** Opening RECORDS FOR THIS TASK block **

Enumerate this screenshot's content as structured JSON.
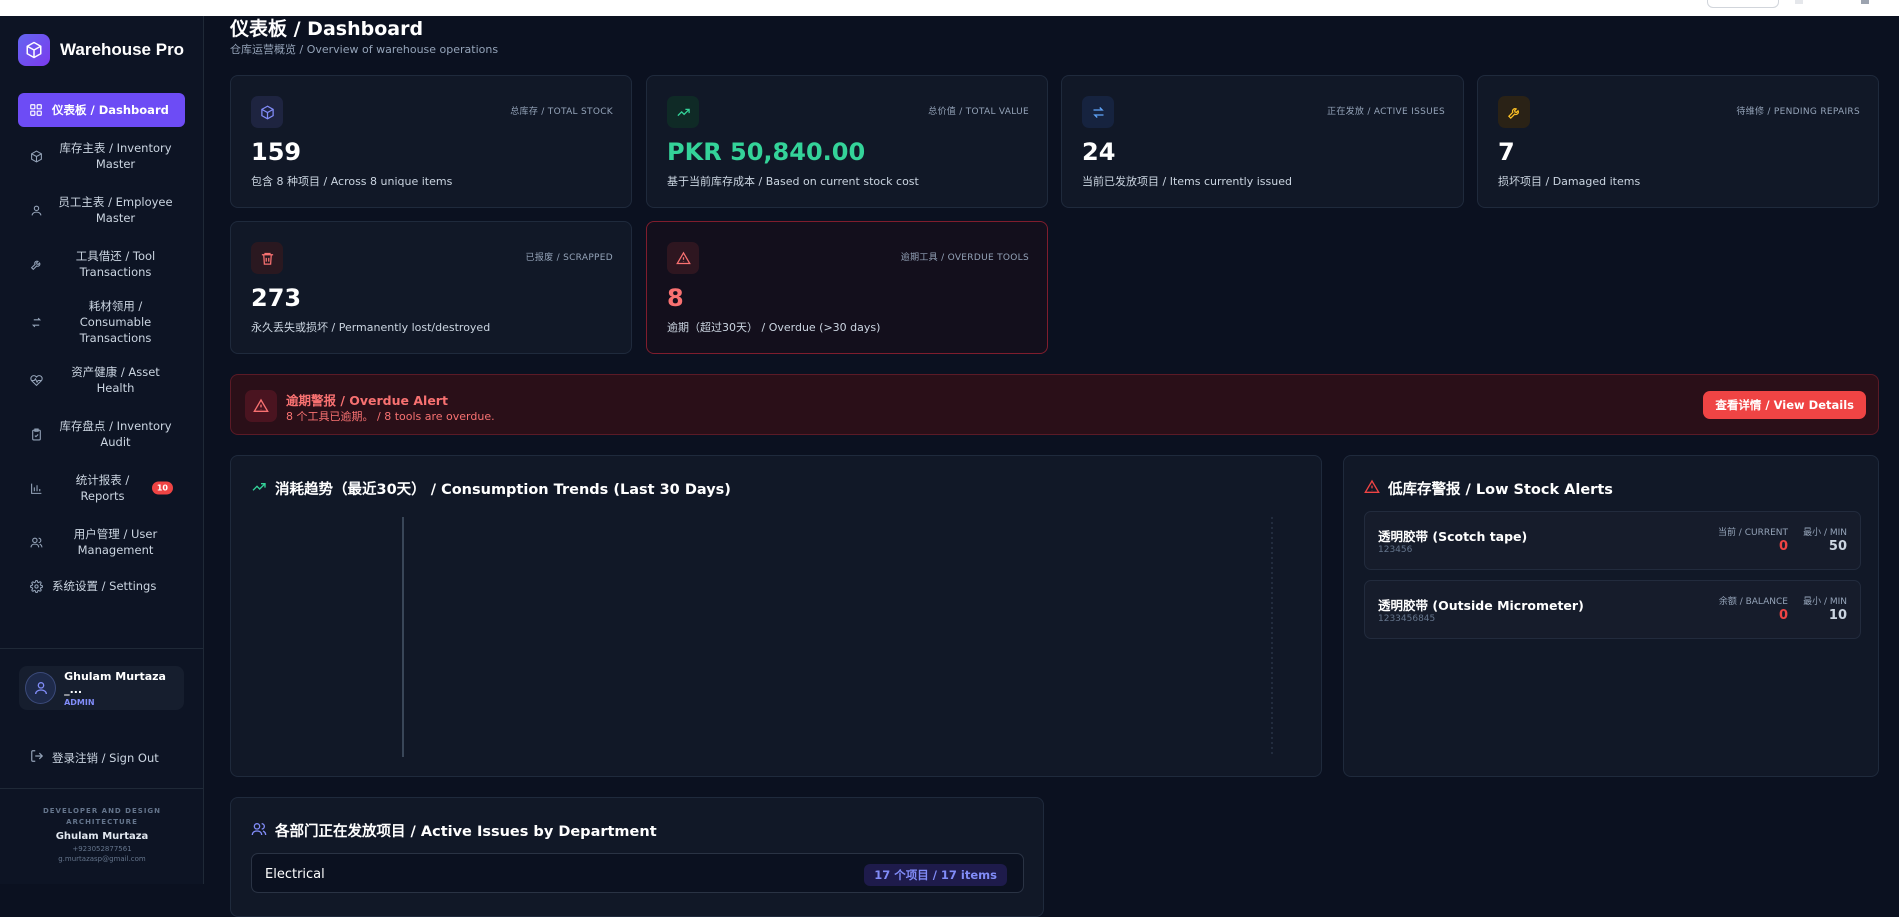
{
  "app": {
    "name": "Warehouse Pro"
  },
  "sidebar": {
    "items": [
      {
        "label": "仪表板 / Dashboard",
        "icon": "dashboard-icon",
        "active": true
      },
      {
        "label": "库存主表 / Inventory Master",
        "icon": "box-icon"
      },
      {
        "label": "员工主表 / Employee Master",
        "icon": "user-icon"
      },
      {
        "label": "工具借还 / Tool Transactions",
        "icon": "wrench-icon"
      },
      {
        "label": "耗材领用 / Consumable Transactions",
        "icon": "swap-icon"
      },
      {
        "label": "资产健康 / Asset Health",
        "icon": "heart-pulse-icon"
      },
      {
        "label": "库存盘点 / Inventory Audit",
        "icon": "clipboard-check-icon"
      },
      {
        "label": "统计报表 / Reports",
        "icon": "bar-chart-icon",
        "badge": "10"
      },
      {
        "label": "用户管理 / User Management",
        "icon": "users-icon"
      },
      {
        "label": "系统设置 / Settings",
        "icon": "gear-icon"
      }
    ],
    "user": {
      "name": "Ghulam Murtaza _...",
      "role": "ADMIN"
    },
    "signout": "登录注销 / Sign Out",
    "credits": {
      "line1": "DEVELOPER AND DESIGN",
      "line2": "ARCHITECTURE",
      "name": "Ghulam Murtaza",
      "phone": "+923052877561",
      "email": "g.murtazasp@gmail.com"
    }
  },
  "header": {
    "title": "仪表板 / Dashboard",
    "subtitle": "仓库运营概览 / Overview of warehouse operations"
  },
  "stats": [
    {
      "label": "总库存 / TOTAL STOCK",
      "value": "159",
      "desc": "包含 8 种项目 / Across 8 unique items",
      "icon": "cube-icon",
      "color": "#818cf8",
      "bg": "#1e2440"
    },
    {
      "label": "总价值 / TOTAL VALUE",
      "value": "PKR 50,840.00",
      "desc": "基于当前库存成本 / Based on current stock cost",
      "icon": "trending-up-icon",
      "color": "#34d399",
      "bg": "#0f2a26"
    },
    {
      "label": "正在发放 / ACTIVE ISSUES",
      "value": "24",
      "desc": "当前已发放项目 / Items currently issued",
      "icon": "arrows-exchange-icon",
      "color": "#60a5fa",
      "bg": "#16233f"
    },
    {
      "label": "待维修 / PENDING REPAIRS",
      "value": "7",
      "desc": "损坏项目 / Damaged items",
      "icon": "wrench-icon",
      "color": "#fbbf24",
      "bg": "#2a2216"
    },
    {
      "label": "已报废 / SCRAPPED",
      "value": "273",
      "desc": "永久丢失或损坏 / Permanently lost/destroyed",
      "icon": "trash-icon",
      "color": "#f87171",
      "bg": "#2a1820"
    },
    {
      "label": "逾期工具 / OVERDUE TOOLS",
      "value": "8",
      "desc": "逾期（超过30天） / Overdue (>30 days)",
      "icon": "warning-icon",
      "color": "#f87171",
      "bg": "#2e1620"
    }
  ],
  "alert": {
    "title": "逾期警报 / Overdue Alert",
    "message": "8 个工具已逾期。 / 8 tools are overdue.",
    "button": "查看详情 / View Details"
  },
  "trends": {
    "title": "消耗趋势（最近30天） / Consumption Trends (Last 30 Days)"
  },
  "low_stock": {
    "title": "低库存警报 / Low Stock Alerts",
    "items": [
      {
        "name": "透明胶带 (Scotch tape)",
        "code": "123456",
        "current_label": "当前 / CURRENT",
        "current": "0",
        "min_label": "最小 / MIN",
        "min": "50"
      },
      {
        "name": "透明胶带 (Outside Micrometer)",
        "code": "1233456845",
        "current_label": "余额 / BALANCE",
        "current": "0",
        "min_label": "最小 / MIN",
        "min": "10"
      }
    ]
  },
  "departments": {
    "title": "各部门正在发放项目 / Active Issues by Department",
    "rows": [
      {
        "name": "Electrical",
        "count": "17 个项目 / 17 items"
      }
    ]
  },
  "colors": {
    "accent": "#6d4cf5",
    "danger": "#ef4444",
    "success": "#34d399"
  }
}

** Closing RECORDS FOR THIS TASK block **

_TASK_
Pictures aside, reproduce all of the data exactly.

_REPLY_
Enumerate this screenshot's content as structured JSON.
{
  "app": {
    "name": "Warehouse Pro"
  },
  "sidebar": {
    "items": [
      {
        "label": "仪表板 / Dashboard",
        "icon": "dashboard-icon",
        "active": true
      },
      {
        "label": "库存主表 / Inventory Master",
        "icon": "box-icon"
      },
      {
        "label": "员工主表 / Employee Master",
        "icon": "user-icon"
      },
      {
        "label": "工具借还 / Tool Transactions",
        "icon": "wrench-icon"
      },
      {
        "label": "耗材领用 / Consumable Transactions",
        "icon": "swap-icon"
      },
      {
        "label": "资产健康 / Asset Health",
        "icon": "heart-pulse-icon"
      },
      {
        "label": "库存盘点 / Inventory Audit",
        "icon": "clipboard-check-icon"
      },
      {
        "label": "统计报表 / Reports",
        "icon": "bar-chart-icon",
        "badge": "10"
      },
      {
        "label": "用户管理 / User Management",
        "icon": "users-icon"
      },
      {
        "label": "系统设置 / Settings",
        "icon": "gear-icon"
      }
    ],
    "user": {
      "name": "Ghulam Murtaza _...",
      "role": "ADMIN"
    },
    "signout": "登录注销 / Sign Out",
    "credits": {
      "line1": "DEVELOPER AND DESIGN",
      "line2": "ARCHITECTURE",
      "name": "Ghulam Murtaza",
      "phone": "+923052877561",
      "email": "g.murtazasp@gmail.com"
    }
  },
  "header": {
    "title": "仪表板 / Dashboard",
    "subtitle": "仓库运营概览 / Overview of warehouse operations"
  },
  "stats": [
    {
      "label": "总库存 / TOTAL STOCK",
      "value": "159",
      "desc": "包含 8 种项目 / Across 8 unique items",
      "icon": "cube-icon",
      "color": "#818cf8",
      "bg": "#1e2440"
    },
    {
      "label": "总价值 / TOTAL VALUE",
      "value": "PKR 50,840.00",
      "desc": "基于当前库存成本 / Based on current stock cost",
      "icon": "trending-up-icon",
      "color": "#34d399",
      "bg": "#0f2a26"
    },
    {
      "label": "正在发放 / ACTIVE ISSUES",
      "value": "24",
      "desc": "当前已发放项目 / Items currently issued",
      "icon": "arrows-exchange-icon",
      "color": "#60a5fa",
      "bg": "#16233f"
    },
    {
      "label": "待维修 / PENDING REPAIRS",
      "value": "7",
      "desc": "损坏项目 / Damaged items",
      "icon": "wrench-icon",
      "color": "#fbbf24",
      "bg": "#2a2216"
    },
    {
      "label": "已报废 / SCRAPPED",
      "value": "273",
      "desc": "永久丢失或损坏 / Permanently lost/destroyed",
      "icon": "trash-icon",
      "color": "#f87171",
      "bg": "#2a1820"
    },
    {
      "label": "逾期工具 / OVERDUE TOOLS",
      "value": "8",
      "desc": "逾期（超过30天） / Overdue (>30 days)",
      "icon": "warning-icon",
      "color": "#f87171",
      "bg": "#2e1620"
    }
  ],
  "alert": {
    "title": "逾期警报 / Overdue Alert",
    "message": "8 个工具已逾期。 / 8 tools are overdue.",
    "button": "查看详情 / View Details"
  },
  "trends": {
    "title": "消耗趋势（最近30天） / Consumption Trends (Last 30 Days)"
  },
  "low_stock": {
    "title": "低库存警报 / Low Stock Alerts",
    "items": [
      {
        "name": "透明胶带 (Scotch tape)",
        "code": "123456",
        "current_label": "当前 / CURRENT",
        "current": "0",
        "min_label": "最小 / MIN",
        "min": "50"
      },
      {
        "name": "透明胶带 (Outside Micrometer)",
        "code": "1233456845",
        "current_label": "余额 / BALANCE",
        "current": "0",
        "min_label": "最小 / MIN",
        "min": "10"
      }
    ]
  },
  "departments": {
    "title": "各部门正在发放项目 / Active Issues by Department",
    "rows": [
      {
        "name": "Electrical",
        "count": "17 个项目 / 17 items"
      }
    ]
  },
  "colors": {
    "accent": "#6d4cf5",
    "danger": "#ef4444",
    "success": "#34d399"
  }
}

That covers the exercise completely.